If Hasbro and Paramount want a successful sequel, and they want the franchise to be taken seriously again, then they need to find the right balance. Everyone expects Power Rangers to be a bit camp, and not take itself too seriously but at the same time, fans want a story they can get invested in. Over the years the Rangers have fought some great villains, the best of all being Lord Zedd.
Introducing Lord Zedd would give Power Rangers a villain along the lines of Thanos in the Marvel movies. He’s the big bad of the franchise; so much so that the other villains are always in awe of him, and scared of his power. Lord Zedd would be a real test of the Power Rangers’ abilities, not to mention the fact that it would also be a good way to have other, smaller villains involved too.
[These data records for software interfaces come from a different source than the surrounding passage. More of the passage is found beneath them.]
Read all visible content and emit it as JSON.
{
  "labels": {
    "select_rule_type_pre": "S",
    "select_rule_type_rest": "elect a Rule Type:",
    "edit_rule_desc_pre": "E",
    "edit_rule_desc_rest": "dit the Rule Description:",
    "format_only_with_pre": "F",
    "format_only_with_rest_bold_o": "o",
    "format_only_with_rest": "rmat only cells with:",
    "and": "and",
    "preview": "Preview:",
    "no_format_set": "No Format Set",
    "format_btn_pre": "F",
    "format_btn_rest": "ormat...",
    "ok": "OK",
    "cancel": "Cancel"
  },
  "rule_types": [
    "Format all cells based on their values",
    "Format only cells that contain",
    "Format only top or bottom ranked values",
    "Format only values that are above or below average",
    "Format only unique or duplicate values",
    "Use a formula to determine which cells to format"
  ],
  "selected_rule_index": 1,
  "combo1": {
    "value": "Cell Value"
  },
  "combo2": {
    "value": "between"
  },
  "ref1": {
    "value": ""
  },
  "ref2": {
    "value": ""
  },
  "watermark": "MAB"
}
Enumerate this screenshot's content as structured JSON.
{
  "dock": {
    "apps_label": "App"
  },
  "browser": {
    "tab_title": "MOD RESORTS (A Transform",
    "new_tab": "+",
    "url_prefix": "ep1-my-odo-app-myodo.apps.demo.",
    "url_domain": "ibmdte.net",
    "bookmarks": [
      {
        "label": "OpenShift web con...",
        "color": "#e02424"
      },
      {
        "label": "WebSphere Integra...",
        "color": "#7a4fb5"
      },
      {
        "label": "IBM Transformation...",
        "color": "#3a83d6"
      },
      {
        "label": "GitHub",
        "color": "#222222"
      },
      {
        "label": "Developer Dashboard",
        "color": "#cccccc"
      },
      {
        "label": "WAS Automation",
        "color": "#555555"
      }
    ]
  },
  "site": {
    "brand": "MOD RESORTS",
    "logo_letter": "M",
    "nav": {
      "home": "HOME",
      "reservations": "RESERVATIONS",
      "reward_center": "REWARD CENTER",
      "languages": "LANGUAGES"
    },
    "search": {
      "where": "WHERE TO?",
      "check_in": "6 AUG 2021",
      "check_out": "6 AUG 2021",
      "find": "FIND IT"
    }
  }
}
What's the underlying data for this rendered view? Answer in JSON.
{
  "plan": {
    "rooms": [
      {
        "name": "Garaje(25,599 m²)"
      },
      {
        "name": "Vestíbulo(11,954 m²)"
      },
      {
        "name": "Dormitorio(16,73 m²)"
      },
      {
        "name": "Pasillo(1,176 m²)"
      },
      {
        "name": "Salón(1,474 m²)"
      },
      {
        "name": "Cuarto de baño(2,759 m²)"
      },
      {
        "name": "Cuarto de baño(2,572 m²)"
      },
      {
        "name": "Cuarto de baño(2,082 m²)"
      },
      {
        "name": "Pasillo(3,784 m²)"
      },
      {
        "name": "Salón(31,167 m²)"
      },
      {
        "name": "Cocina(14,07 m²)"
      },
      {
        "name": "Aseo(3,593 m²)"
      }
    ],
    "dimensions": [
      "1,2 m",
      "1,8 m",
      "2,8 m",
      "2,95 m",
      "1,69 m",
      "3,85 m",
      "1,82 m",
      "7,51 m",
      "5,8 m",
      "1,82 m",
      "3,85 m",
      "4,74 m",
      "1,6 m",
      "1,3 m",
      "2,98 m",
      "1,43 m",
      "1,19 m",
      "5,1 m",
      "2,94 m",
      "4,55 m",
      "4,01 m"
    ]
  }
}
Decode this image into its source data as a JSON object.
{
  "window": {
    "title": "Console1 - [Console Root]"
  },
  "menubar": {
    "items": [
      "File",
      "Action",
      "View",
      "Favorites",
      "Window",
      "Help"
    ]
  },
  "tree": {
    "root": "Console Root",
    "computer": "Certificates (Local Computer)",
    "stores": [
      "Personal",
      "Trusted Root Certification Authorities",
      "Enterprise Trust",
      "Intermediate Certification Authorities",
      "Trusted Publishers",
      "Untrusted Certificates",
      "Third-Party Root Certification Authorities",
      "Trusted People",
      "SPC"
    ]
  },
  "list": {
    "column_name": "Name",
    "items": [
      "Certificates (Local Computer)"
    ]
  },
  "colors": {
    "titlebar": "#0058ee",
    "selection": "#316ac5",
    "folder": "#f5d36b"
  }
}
In fact, if Hasbro and Paramount were still thinking of more than one sequel, Lord Zedd could be the villainous link across the movies as the Rangers struggle to defeat him. Power Rangers director Dean Israelite has already said he’d want to see Lord Zedd included in any sequel, and while he may not return to direct, he could still ultimately get his wish.
We Need The Green Ranger
Fans of the Power Rangers movie will recall the post-credits scene, which clearly set up a sequel where the Green Ranger would be introduced. The scene showed an empty desk in detention, with a green jacket slung over the chair, while the name Tommy Oliver was called with no answer. It all pointed towards Tommy being a rebellious teen who would know Jason and Kimberly from Saturday detention at school. The question of whether Tommy will be male or female continues to cause fierce debate; while Tommy is traditionally a guy, the Power Rangers cast have all said they’d like a female to even out the gender balance.
Either way, the introduction of the most popular, fan-favorite Ranger is essential to give a Power Rangers sequel a good hook to pull audiences in. The Green Ranger is part of Power Rangers tradition, and the whole notion of the Green Ranger potentially being evil is also a very popular arc within Power Rangers lore. That, combined with Tommy being female, better villains, and more focus on the Rangers and the Zords, would give any Power Rangers sequel more than enough material to work with, and the Power Rangers franchise could be successfully revived.